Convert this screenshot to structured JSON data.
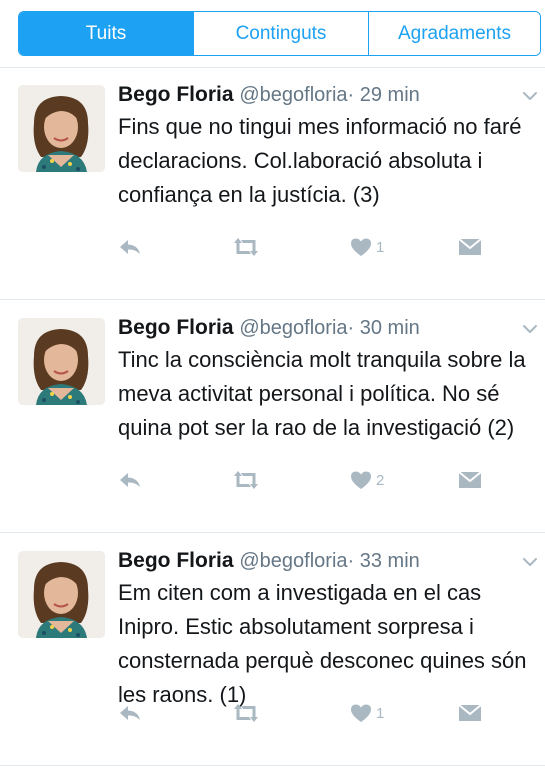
{
  "tabs": [
    {
      "label": "Tuits",
      "active": true
    },
    {
      "label": "Continguts",
      "active": false
    },
    {
      "label": "Agradaments",
      "active": false
    }
  ],
  "colors": {
    "accent": "#1da1f2",
    "action_icon": "#aab8c2",
    "meta_text": "#657786",
    "divider": "#e1e8ed"
  },
  "icons": {
    "reply": "reply-arrow-icon",
    "retweet": "retweet-icon",
    "like": "heart-icon",
    "message": "direct-message-icon",
    "menu": "chevron-down-icon"
  },
  "tweets": [
    {
      "author": "Bego Floria",
      "handle": "@begofloria",
      "time": "· 29 min",
      "text": "Fins que no tingui mes informació no faré declaracions. Col.laboració absoluta i confiança en la justícia. (3)",
      "likes": "1"
    },
    {
      "author": "Bego Floria",
      "handle": "@begofloria",
      "time": "· 30 min",
      "text": "Tinc la consciència molt tranquila sobre la meva activitat personal i política. No sé quina pot ser la rao de la investigació (2)",
      "likes": "2"
    },
    {
      "author": "Bego Floria",
      "handle": "@begofloria",
      "time": "· 33 min",
      "text": "Em citen com a investigada en el cas Inipro. Estic absolutament sorpresa i consternada perquè desconec quines són les raons. (1)",
      "likes": "1"
    }
  ]
}
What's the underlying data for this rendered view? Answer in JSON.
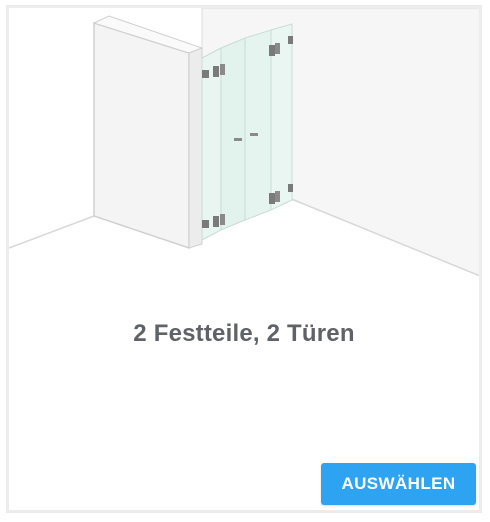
{
  "product": {
    "caption": "2 Festteile, 2 Türen",
    "select_label": "AUSWÄHLEN"
  },
  "colors": {
    "accent": "#2ea3f2",
    "caption_text": "#5f6368",
    "card_border": "#ececec",
    "wall_fill": "#f4f4f4",
    "glass_fill": "#e4f3ef",
    "hardware": "#7a7a7a"
  },
  "icons": {
    "illustration": "shower-enclosure-illustration"
  }
}
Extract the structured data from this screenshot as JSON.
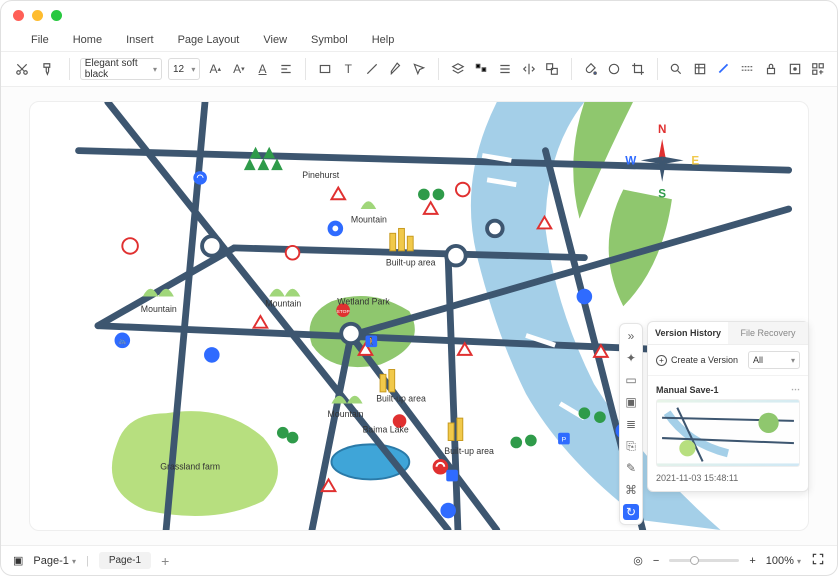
{
  "menu": {
    "file": "File",
    "home": "Home",
    "insert": "Insert",
    "page_layout": "Page Layout",
    "view": "View",
    "symbol": "Symbol",
    "help": "Help"
  },
  "toolbar": {
    "font": "Elegant soft black",
    "fontSize": "12"
  },
  "map": {
    "labels": {
      "pinehurst": "Pinehurst",
      "mountain": "Mountain",
      "wetland": "Wetland Park",
      "builtup": "Built-up area",
      "grassland": "Grassland farm",
      "baima": "Baima Lake"
    },
    "compass": {
      "n": "N",
      "e": "E",
      "s": "S",
      "w": "W"
    }
  },
  "panel": {
    "tabs": {
      "version": "Version History",
      "recovery": "File Recovery"
    },
    "create": "Create a Version",
    "filter": "All",
    "item": {
      "name": "Manual Save-1",
      "time": "2021-11-03 15:48:11"
    }
  },
  "status": {
    "page_selector": "Page-1",
    "page_tab": "Page-1",
    "zoom": "100%"
  }
}
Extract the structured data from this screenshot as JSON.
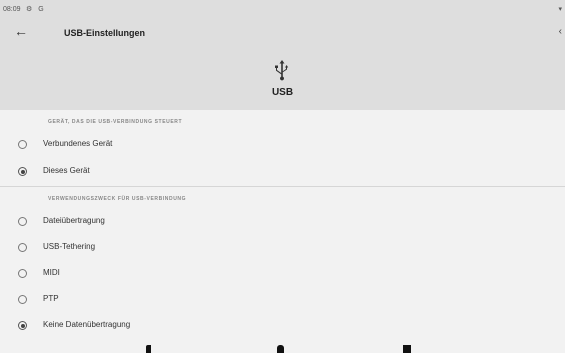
{
  "status_bar": {
    "time": "08:09",
    "icons": "⚙ G",
    "battery": "▾"
  },
  "app_bar": {
    "back_icon": "arrow-back-icon",
    "title": "USB-Einstellungen",
    "more_icon": "more-icon"
  },
  "header": {
    "icon": "usb-icon",
    "label": "USB"
  },
  "section_controller": {
    "title": "GERÄT, DAS DIE USB-VERBINDUNG STEUERT",
    "options": [
      {
        "label": "Verbundenes Gerät",
        "selected": false
      },
      {
        "label": "Dieses Gerät",
        "selected": true
      }
    ]
  },
  "section_purpose": {
    "title": "VERWENDUNGSZWECK FÜR USB-VERBINDUNG",
    "options": [
      {
        "label": "Dateiübertragung",
        "selected": false
      },
      {
        "label": "USB-Tethering",
        "selected": false
      },
      {
        "label": "MIDI",
        "selected": false
      },
      {
        "label": "PTP",
        "selected": false
      },
      {
        "label": "Keine Datenübertragung",
        "selected": true
      }
    ]
  },
  "colors": {
    "header_bg": "#dedede",
    "page_bg": "#f2f2f2",
    "radio": "#555555"
  }
}
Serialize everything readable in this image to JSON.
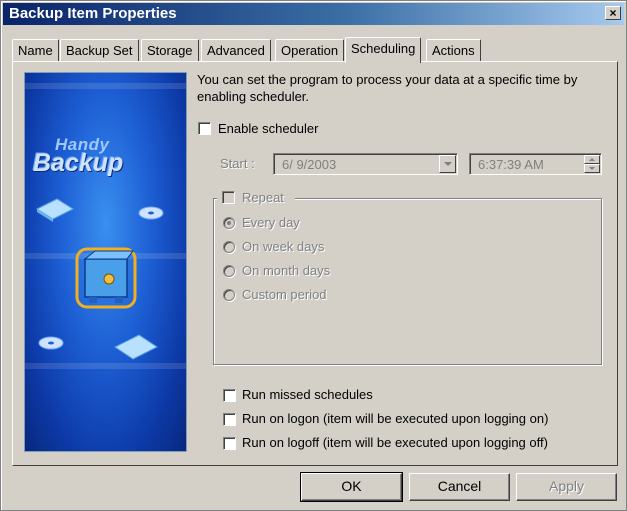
{
  "window": {
    "title": "Backup Item Properties",
    "close_glyph": "×"
  },
  "tabs": [
    {
      "label": "Name"
    },
    {
      "label": "Backup Set"
    },
    {
      "label": "Storage"
    },
    {
      "label": "Advanced"
    },
    {
      "label": "Operation"
    },
    {
      "label": "Scheduling",
      "active": true
    },
    {
      "label": "Actions"
    }
  ],
  "branding": {
    "line1": "Handy",
    "line2": "Backup"
  },
  "scheduling": {
    "description": "You can set the program to process your data at a specific time by enabling scheduler.",
    "enable_label": "Enable scheduler",
    "enable_checked": false,
    "start_label": "Start :",
    "start_date": "6/  9/2003",
    "start_time": "6:37:39 AM",
    "repeat_label": "Repeat",
    "repeat_options": [
      {
        "label": "Every day",
        "selected": true
      },
      {
        "label": "On week days",
        "selected": false
      },
      {
        "label": "On month days",
        "selected": false
      },
      {
        "label": "Custom period",
        "selected": false
      }
    ],
    "options": [
      {
        "label": "Run missed schedules",
        "checked": false
      },
      {
        "label": "Run on logon (item will be executed upon logging on)",
        "checked": false
      },
      {
        "label": "Run on logoff (item will be executed upon logging off)",
        "checked": false
      }
    ]
  },
  "buttons": {
    "ok": "OK",
    "cancel": "Cancel",
    "apply": "Apply"
  },
  "icons": [
    "close-icon",
    "dropdown-arrow-icon",
    "spin-up-icon",
    "spin-down-icon",
    "folder-icon",
    "cd-icon",
    "safe-icon"
  ],
  "colors": {
    "title_start": "#0a246a",
    "title_end": "#a6caf0",
    "face": "#d4d0c8",
    "art_blue": "#1d5fd4"
  }
}
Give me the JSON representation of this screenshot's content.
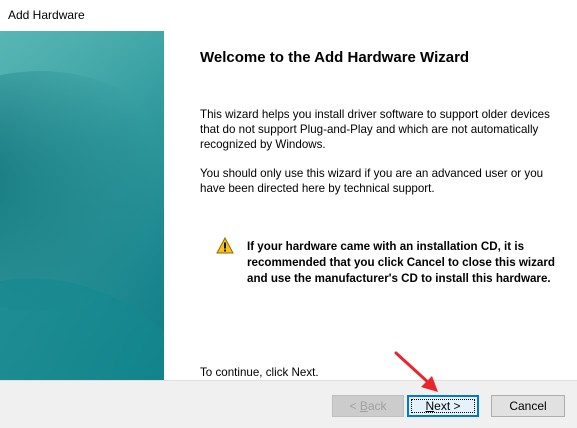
{
  "window": {
    "title": "Add Hardware"
  },
  "wizard": {
    "heading": "Welcome to the Add Hardware Wizard",
    "paragraph1": "This wizard helps you install driver software to support older devices that do not support Plug-and-Play and which are not automatically recognized by Windows.",
    "paragraph2": "You should only use this wizard if you are an advanced user or you have been directed here by technical support.",
    "warning": "If your hardware came with an installation CD, it is recommended that you click Cancel to close this wizard and use the manufacturer's CD to install this hardware.",
    "continue_text": "To continue, click Next."
  },
  "buttons": {
    "back_prefix": "< ",
    "back_accel": "B",
    "back_rest": "ack",
    "back_enabled": false,
    "next_accel": "N",
    "next_rest": "ext >",
    "cancel": "Cancel"
  },
  "icons": {
    "warning": "warning-triangle-icon",
    "annotation": "red-arrow-annotation"
  },
  "colors": {
    "banner": "#1e8d93",
    "focus": "#0078d7",
    "warning_fill": "#f7c21a",
    "annotation": "#e8262b"
  }
}
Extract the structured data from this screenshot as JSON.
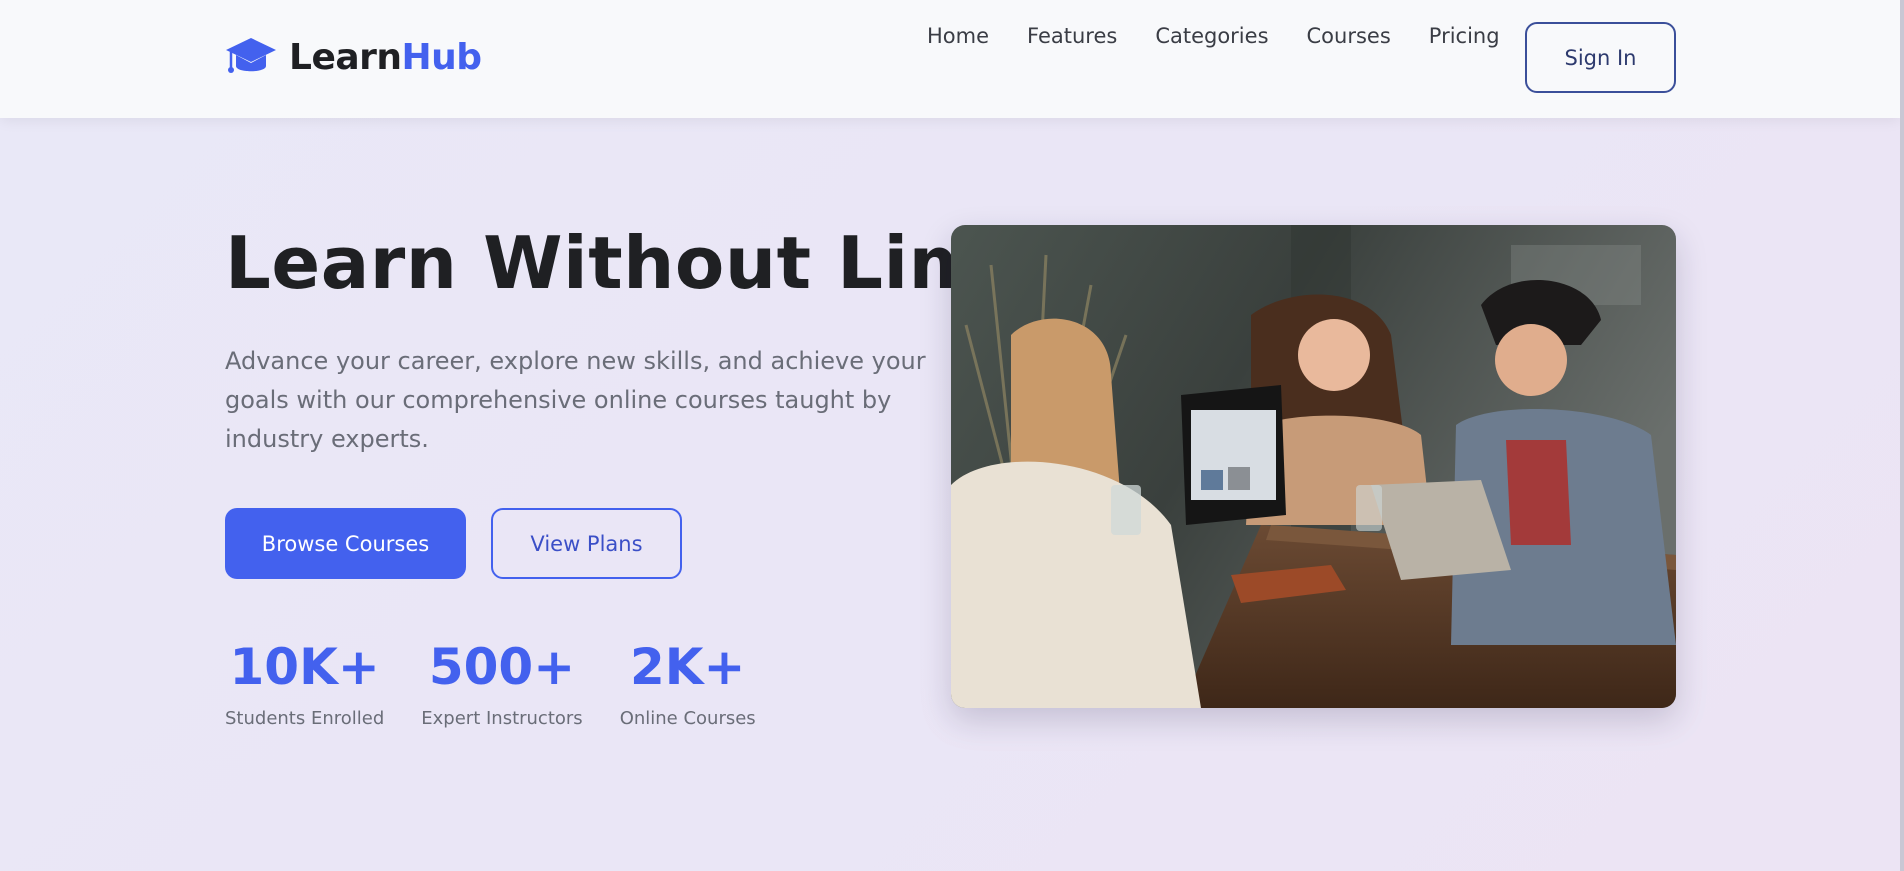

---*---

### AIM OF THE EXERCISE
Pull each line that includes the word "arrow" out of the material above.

### RESULT FOR THIS EXERCISE
    "reply": "reply-arrow-icon",
    "back_icon": "arrow-back-icon",
    "dropdown-arrow-icon",
    "annotation": "red-arrow-annotation"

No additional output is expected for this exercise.